TO DO: Search the data for "Account". Each line containing it is to be copied.
EXERCISE DATA START
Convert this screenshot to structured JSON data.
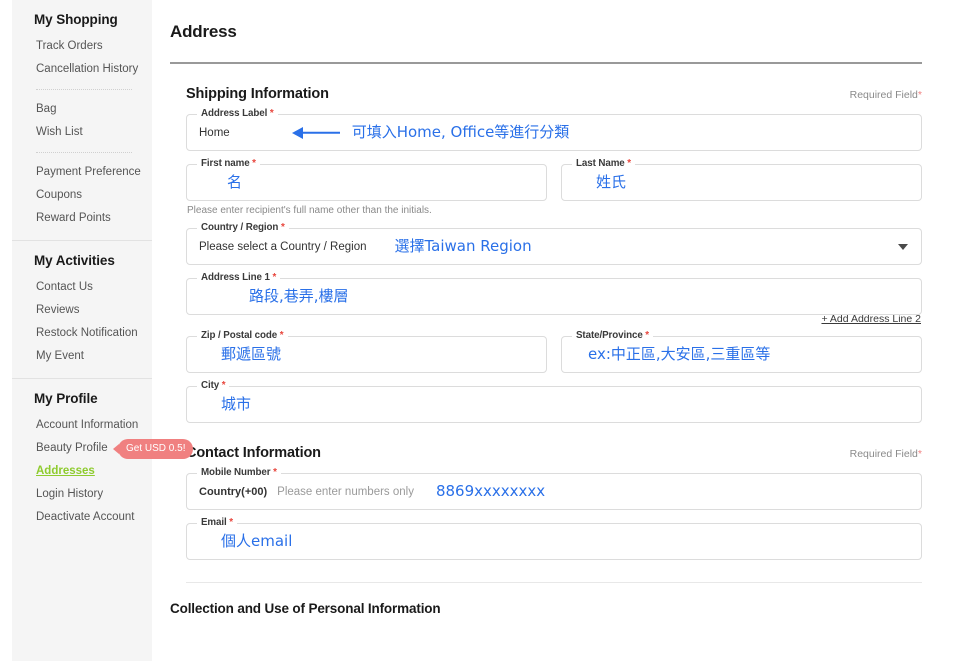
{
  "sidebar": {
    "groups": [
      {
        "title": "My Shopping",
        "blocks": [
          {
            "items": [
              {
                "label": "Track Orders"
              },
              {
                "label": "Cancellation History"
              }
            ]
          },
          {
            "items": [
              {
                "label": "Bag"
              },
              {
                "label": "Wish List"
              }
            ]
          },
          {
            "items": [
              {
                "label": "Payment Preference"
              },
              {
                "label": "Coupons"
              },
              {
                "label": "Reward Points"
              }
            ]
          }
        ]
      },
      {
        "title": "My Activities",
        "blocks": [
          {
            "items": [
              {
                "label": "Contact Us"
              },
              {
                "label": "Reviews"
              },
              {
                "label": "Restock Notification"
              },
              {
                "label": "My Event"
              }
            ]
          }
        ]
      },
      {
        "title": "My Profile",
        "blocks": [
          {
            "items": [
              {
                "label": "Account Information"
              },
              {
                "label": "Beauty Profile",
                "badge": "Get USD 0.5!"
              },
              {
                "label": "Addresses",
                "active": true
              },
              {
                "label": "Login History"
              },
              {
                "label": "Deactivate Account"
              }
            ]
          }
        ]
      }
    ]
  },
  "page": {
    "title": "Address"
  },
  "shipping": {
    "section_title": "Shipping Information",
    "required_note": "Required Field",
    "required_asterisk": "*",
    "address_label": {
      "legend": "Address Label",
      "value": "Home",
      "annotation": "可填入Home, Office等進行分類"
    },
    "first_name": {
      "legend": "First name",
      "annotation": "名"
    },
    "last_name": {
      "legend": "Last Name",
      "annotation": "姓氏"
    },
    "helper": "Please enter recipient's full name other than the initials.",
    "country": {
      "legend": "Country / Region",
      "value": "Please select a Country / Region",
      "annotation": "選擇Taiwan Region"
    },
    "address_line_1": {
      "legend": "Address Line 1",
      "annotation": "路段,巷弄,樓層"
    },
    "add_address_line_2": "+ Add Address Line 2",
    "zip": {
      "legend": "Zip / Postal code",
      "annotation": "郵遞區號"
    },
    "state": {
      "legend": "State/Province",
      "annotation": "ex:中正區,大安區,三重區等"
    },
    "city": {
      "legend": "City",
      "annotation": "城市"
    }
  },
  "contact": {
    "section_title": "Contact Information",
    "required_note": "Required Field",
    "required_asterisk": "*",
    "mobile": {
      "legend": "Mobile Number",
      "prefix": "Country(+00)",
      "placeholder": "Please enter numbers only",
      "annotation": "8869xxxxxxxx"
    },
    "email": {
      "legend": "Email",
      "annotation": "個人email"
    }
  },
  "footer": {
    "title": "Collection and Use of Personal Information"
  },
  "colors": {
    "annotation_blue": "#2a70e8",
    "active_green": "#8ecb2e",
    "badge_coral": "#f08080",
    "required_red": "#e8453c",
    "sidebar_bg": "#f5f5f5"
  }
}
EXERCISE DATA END
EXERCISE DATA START
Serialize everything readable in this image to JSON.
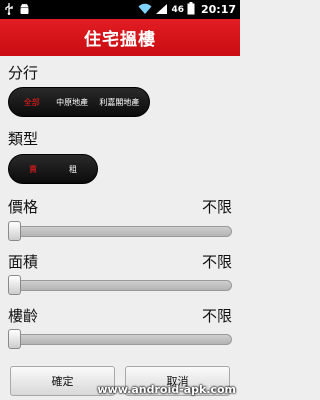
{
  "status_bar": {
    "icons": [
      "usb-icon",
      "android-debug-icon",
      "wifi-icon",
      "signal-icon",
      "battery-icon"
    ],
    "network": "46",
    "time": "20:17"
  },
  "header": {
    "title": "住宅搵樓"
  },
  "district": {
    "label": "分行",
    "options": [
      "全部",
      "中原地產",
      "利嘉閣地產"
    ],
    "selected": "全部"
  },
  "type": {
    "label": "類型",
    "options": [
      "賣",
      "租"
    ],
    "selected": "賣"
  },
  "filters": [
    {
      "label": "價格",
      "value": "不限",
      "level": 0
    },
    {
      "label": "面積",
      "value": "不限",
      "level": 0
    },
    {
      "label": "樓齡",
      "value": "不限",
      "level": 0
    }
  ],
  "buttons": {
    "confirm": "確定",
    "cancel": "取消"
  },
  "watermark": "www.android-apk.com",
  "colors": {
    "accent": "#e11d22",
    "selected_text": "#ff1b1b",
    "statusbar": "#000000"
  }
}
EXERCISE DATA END
REPLY TO THE EXERCISE:
                "label": "Account Information"
                "label": "Deactivate Account"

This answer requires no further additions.